10. Esteban Loaiza Adds a Cutter and Becomes an Ace
And then, for one season, Loaiza pitched like an ace. He threw 226 1/3 innings with a 2.90 ERA, won 21 games, and led the American League with 207 strikeouts. He finished second in AL Cy Young voting, and second in PWARP. All of his peripherals passed the smell test. The only fluky thing about his performance was that he’d never pitched so well before.
The secret: Loiaza started throwing an effective cutter, with which he was able to change speeds. The recipe for success is almost never that simple—take fringe arm, add new pitch, mix until top-of-the-rotation starter. And it probably wasn’t quite that simple in Loaiza’s case, either: he’d recently resolved some off-the-field distractions, so he may have been more focused on the field, and contemporary analysis by ex-players indicates that he also improved his command. But Loaiza’s story is still tantalizing, since it suggests that any struggling starter could be one pitch away from a near-Cy Young season.
Loaiza couldn’t sustain his success, even to the extent that, say, Mike Scott did after he added his splitter/emery board. As quickly as he’d risen to prominence, age took its toll and sent him back into obscurity. Loaiza lost some velocity, suffered some injuries, and no longer looked like the same guy. His ERA after 2003 was 4.81, which was worse, relative to the rest of the league, than his ERA prior to 2003. But even though he didn’t last long at the top, Loaiza remains one of the purest examples of a pitcher transforming himself by adopting a new offering at an advanced age. —Ben Lindbergh
11. Willie Mays Hayes Hits for Power
Hayes’ combination of contact and on-base skills, ability on the basepaths, and superb defense in center made him a valuable player, but he wasn’t satisfied with the status quo. Following the Indians’ sweep by the White Sox, Hayes tore down his game and built it back up again. By the time he returned to camp the next spring, he’d become a completely different player.
Hayes’ stances in his first and second springs looked more or less the same:

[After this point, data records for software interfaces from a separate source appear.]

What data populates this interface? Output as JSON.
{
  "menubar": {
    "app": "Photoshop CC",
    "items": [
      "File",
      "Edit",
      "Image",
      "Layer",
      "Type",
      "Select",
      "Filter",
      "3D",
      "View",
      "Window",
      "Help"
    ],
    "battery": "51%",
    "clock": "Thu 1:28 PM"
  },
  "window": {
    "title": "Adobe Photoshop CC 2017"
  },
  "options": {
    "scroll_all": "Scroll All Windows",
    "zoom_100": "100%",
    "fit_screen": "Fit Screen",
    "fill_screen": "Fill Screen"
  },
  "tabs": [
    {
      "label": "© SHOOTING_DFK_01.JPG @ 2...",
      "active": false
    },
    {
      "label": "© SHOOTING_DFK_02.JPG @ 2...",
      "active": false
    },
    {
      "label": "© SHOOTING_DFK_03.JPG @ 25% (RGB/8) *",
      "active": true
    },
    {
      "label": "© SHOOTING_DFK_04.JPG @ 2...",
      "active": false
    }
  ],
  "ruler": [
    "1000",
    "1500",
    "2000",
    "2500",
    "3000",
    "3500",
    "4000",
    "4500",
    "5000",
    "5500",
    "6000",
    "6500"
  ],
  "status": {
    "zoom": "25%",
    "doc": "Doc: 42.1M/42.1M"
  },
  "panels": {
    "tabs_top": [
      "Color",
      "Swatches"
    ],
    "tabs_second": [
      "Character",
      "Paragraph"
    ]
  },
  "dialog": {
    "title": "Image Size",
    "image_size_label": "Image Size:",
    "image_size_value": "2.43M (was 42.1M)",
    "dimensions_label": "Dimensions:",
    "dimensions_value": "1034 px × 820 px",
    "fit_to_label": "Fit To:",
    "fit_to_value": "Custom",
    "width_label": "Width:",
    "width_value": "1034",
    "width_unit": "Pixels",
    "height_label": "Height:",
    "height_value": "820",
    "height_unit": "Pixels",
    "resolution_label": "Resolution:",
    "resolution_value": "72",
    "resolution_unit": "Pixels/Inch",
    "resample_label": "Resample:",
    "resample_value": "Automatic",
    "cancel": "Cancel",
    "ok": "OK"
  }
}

But the new swing was explosive, with superior weight transfer and hip rotation. Watch his back foot stay still in the first clip and swivel in the second:
Suddenly, Hayes was not only swinging for the fences, but hitting balls over them. And the power boost was perfectly timed, since he'd also lost a step, at least early in the season.
And it wasn’t just about the way Hayes played. It was also the way he looked and acted. He drove a new car, wore more jewelry, and turned his cap around so that the brim faced backwards. He was more difficult to coach, and less of a positive clubhouse presence. Sometimes he seemed like a different person:
The only explanation Hayes offered for his remarkable transformation was that he’d “bulked up” over the winter, which seems a little suspicious in light of what we’ve learned about baseball’s PED problems at the time. I’m not saying he used. But you have to at least ask the question. —Ben Lindbergh